# GIVEN DATA

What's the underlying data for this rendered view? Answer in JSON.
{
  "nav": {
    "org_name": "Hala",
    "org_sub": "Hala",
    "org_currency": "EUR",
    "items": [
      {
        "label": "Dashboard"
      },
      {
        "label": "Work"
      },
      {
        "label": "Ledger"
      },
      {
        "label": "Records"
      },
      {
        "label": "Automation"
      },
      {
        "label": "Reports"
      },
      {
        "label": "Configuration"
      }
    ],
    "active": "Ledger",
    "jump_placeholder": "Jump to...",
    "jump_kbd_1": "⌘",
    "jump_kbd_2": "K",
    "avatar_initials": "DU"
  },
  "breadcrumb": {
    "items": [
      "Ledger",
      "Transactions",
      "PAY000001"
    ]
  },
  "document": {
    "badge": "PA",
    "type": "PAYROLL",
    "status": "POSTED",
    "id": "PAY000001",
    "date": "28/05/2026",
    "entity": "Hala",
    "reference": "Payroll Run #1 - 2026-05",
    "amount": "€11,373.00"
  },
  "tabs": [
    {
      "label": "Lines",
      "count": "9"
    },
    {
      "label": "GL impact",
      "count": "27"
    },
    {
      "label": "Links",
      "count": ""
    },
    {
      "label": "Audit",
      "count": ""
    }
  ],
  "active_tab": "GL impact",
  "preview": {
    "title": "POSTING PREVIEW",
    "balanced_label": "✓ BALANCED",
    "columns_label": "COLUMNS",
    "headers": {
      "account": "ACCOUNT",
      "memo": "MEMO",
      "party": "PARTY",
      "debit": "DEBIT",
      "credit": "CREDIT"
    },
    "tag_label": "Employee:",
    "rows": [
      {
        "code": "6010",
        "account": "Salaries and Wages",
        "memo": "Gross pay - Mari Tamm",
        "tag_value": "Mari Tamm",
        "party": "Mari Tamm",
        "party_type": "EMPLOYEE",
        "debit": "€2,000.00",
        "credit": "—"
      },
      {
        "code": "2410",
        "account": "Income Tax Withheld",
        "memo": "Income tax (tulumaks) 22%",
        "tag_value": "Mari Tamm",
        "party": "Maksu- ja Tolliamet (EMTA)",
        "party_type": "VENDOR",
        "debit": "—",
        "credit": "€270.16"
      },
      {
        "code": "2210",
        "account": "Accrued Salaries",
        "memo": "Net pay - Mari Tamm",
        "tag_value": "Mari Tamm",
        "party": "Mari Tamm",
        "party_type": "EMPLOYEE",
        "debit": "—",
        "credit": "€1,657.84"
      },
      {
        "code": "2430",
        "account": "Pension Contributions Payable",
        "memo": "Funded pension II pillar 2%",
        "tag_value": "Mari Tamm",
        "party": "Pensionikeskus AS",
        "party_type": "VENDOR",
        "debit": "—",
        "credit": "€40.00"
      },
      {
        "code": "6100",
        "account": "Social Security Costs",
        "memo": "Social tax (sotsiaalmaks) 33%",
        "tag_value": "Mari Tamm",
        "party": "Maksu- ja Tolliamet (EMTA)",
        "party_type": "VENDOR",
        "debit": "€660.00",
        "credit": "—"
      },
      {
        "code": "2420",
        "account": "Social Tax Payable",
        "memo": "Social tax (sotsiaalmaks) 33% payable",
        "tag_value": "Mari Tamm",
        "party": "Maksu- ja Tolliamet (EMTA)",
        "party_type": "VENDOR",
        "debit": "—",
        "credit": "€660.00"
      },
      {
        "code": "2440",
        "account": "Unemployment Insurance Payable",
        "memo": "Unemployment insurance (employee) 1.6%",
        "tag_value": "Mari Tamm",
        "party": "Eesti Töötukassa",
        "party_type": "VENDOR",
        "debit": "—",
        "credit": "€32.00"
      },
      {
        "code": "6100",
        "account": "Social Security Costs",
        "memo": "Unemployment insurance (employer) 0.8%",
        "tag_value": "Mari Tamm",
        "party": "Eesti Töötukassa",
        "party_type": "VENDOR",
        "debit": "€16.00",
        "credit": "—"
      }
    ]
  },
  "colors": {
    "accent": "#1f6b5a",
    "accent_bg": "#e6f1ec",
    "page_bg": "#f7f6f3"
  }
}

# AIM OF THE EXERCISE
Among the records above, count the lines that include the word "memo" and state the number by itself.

# SOLUTION BELOW
9